Editor’s note: Traction Watch is a new column focused obsessively on growth, and is a companion to the DEMO Traction conference series, which brings together high-growth startups with high-potential customers. Companies can apply here to showcase, or those similarly obsessed can register here to attend.
Growth is usually a good thing, but it can cause executives some serious headaches. A new influx of cash or a quick rise in employees will make investors happy, but it’s also a whole new set of problems for management and can actually cause small companies to stumble. When the Austin-based social engagement company Spredfast tripled the amount of revenue last year and doubled their employee headcount, it faced its most challenging period since its launch in 2010.
For CEO and president Rod Favaron, the big changes occurred when the company merged with Mass Relevance in April of last year. They were two halves of a coin. Spredfast had focused primarily on social networking as a function of marketing and trendspotting. Mass Relevance was all about data mining and discovery. The merger made sense because, at least for many companies, social networking is a way to track marketing efforts and trending topics. Yet, it’s also an incredible goldmine of data discovery, especially over long periods of time.
That all sounds like a big win, but small companies that grow quickly sometimes don’t know how to handle the growth. They respond by adding business rules or tightening the purse strings.
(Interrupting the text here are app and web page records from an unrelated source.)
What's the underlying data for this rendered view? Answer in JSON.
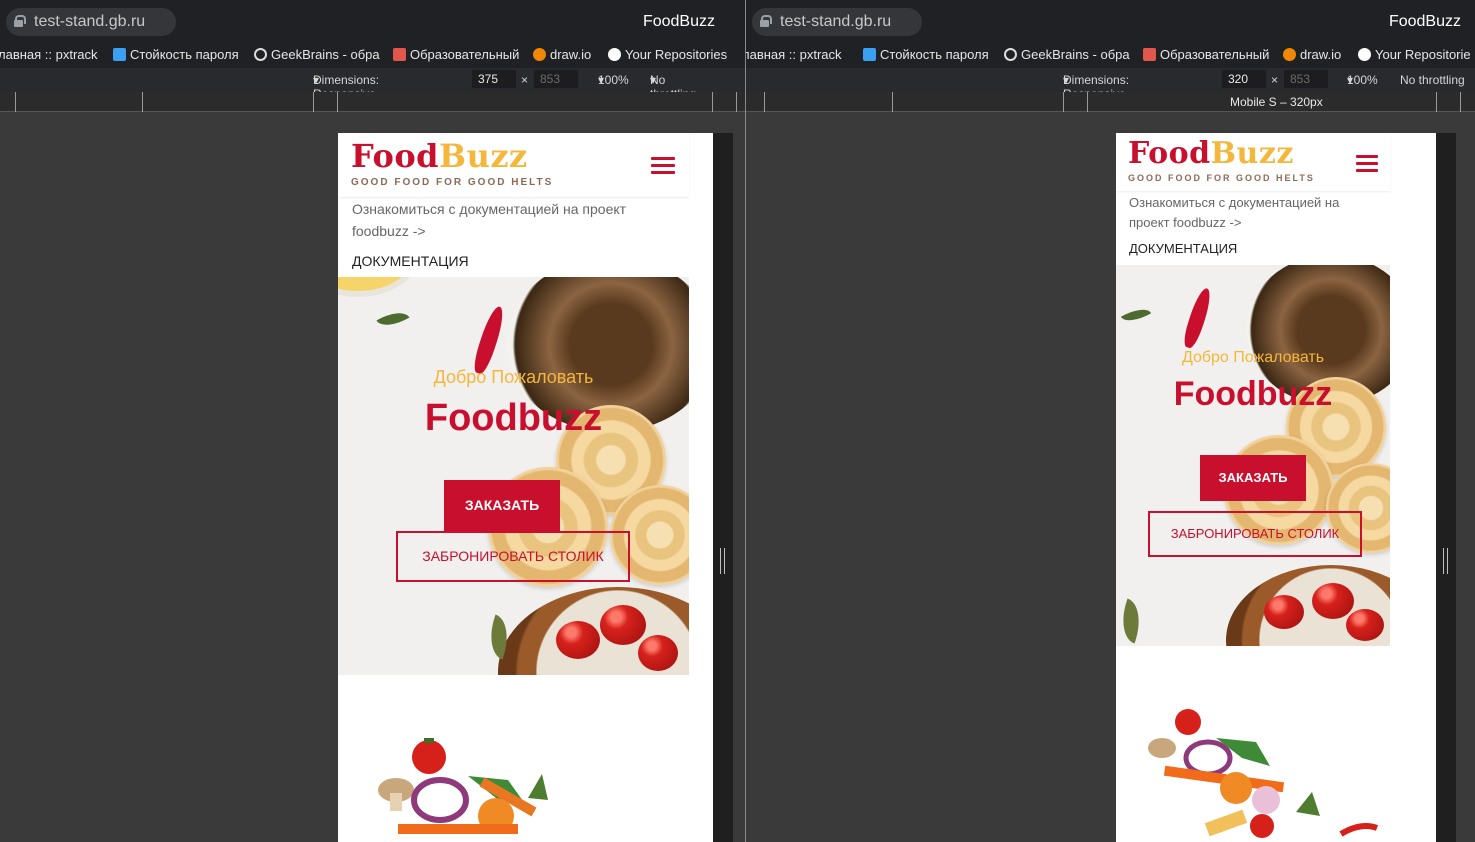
{
  "browser": {
    "url": "test-stand.gb.ru",
    "page_title": "FoodBuzz",
    "bookmarks": [
      "лавная :: pxtrack",
      "Стойкость пароля",
      "GeekBrains - обра",
      "Образовательный",
      "draw.io",
      "Your Repositories"
    ],
    "bookmarks_right": [
      "лавная :: pxtrack",
      "Стойкость пароля",
      "GeekBrains - обра",
      "Образовательный",
      "draw.io",
      "Your Repositorie"
    ]
  },
  "devtools": {
    "left": {
      "dimensions": "Dimensions: Responsive",
      "width": "375",
      "height": "853",
      "zoom": "100%",
      "throttle": "No throttling"
    },
    "right": {
      "dimensions": "Dimensions: Responsive",
      "width": "320",
      "height": "853",
      "zoom": "100%",
      "throttle": "No throttling",
      "media_label": "Mobile S – 320px"
    },
    "times": "×"
  },
  "site": {
    "logo_food": "Food",
    "logo_buzz": "Buzz",
    "tagline": "GOOD FOOD FOR GOOD HELTS",
    "doc_link": "Ознакомиться с документацией на проект foodbuzz ->",
    "doc_heading": "ДОКУМЕНТАЦИЯ",
    "welcome": "Добро Пожаловать",
    "brand": "Foodbuzz",
    "order_button": "ЗАКАЗАТЬ",
    "book_button": "ЗАБРОНИРОВАТЬ СТОЛИК"
  },
  "colors": {
    "brand_red": "#c8102e",
    "brand_yellow": "#f4b63b",
    "tagline_brown": "#8c6a56"
  }
}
In a small office located near downtown, the employee count rose from 150 to 300 in a single day, which meant they had to rethink how they ran company meetings, whether they would continue to offer free on-premise lunches (they did), and even the basic office layout, which resulted in having to remove a few walls. Eventually, they had to reorganize their sales team as well.
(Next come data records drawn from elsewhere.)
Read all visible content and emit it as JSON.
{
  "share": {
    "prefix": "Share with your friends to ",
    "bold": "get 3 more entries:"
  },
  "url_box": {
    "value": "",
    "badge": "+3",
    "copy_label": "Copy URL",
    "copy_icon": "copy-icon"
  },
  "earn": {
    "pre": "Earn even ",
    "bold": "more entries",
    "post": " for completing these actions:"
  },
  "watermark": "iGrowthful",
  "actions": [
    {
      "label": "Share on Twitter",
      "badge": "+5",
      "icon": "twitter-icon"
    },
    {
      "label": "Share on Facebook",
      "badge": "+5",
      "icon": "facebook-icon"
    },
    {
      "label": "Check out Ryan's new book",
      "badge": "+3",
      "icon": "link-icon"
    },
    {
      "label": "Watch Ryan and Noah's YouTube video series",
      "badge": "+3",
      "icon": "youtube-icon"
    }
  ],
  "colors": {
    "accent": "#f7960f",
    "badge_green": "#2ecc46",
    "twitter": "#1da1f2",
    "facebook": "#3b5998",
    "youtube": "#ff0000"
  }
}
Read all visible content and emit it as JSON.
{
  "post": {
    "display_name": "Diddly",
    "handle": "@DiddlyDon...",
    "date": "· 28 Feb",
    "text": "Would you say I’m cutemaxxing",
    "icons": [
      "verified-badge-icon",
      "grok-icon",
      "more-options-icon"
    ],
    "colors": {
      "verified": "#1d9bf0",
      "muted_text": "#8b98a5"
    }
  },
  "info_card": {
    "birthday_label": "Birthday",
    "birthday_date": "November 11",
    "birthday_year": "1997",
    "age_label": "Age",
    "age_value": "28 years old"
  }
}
Of course, those are logistics and building management issues. The other challenge, as Favaron explained to me in person during the South by Southwest conference in March, is to keep innovating like a startup with only a few employees. At that size, you have to think on your feet and invent new products because it’s the only way to stay alive.
Spredfast is essentially a dashboard that shows you how well your company is performing on social networks -- for example, if people on Twitter and Facebook are talking favorably about your brand. The core product attracted heavyweights like Hyatt, Viacom, Brooks Brothers, General Mills and PNC Bank. The product has been used to track social engagement at events like the FIFA World Cup, the Super Bowl Halftime Show, The Oscars and SXSW.
The company decided to respond to their success not by continuing to push the basic dashboard product, but by adding new features and product extensions to make the whole experience more useful. Spredfast Intelligence is a beautiful-looking graphical dashboard that shows a history of social networking trends. Spredfast Spark is a way to track conversations right down to the specific user level. Favaron calls this concept a “success fail” in that they decided to respond to the growth by attempting to build brand new features. He says, if the new features failed, at least they would learn lessons about what they did wrong and there would be a new undertaking for all of those new employees in the new office, a rallying point for everyone involved. So far, the features are “sparking” even more interest. Favaron says the company is now managing over 1 billion social connects and the dashboard supports 83 languages.
Still, there were a few mistakes. Spredfast did start feeding everyone for lunch, but they tended to provide way too much food and had to scale back. When they did the sales reorganization, the company had to keep tweaking the structure a few times. Fortunately, those issues were relatively minor.
The good news? Favaron says the company plans to keep using the “success fail” model and push harder by adding more features. Growth happens when you don’t let the previous successes hold you back, when you keep striving for greater challenges.
This story, "Double the fun? How one social engagement startup handled fast growth and kept innovating" was originally published by CIO.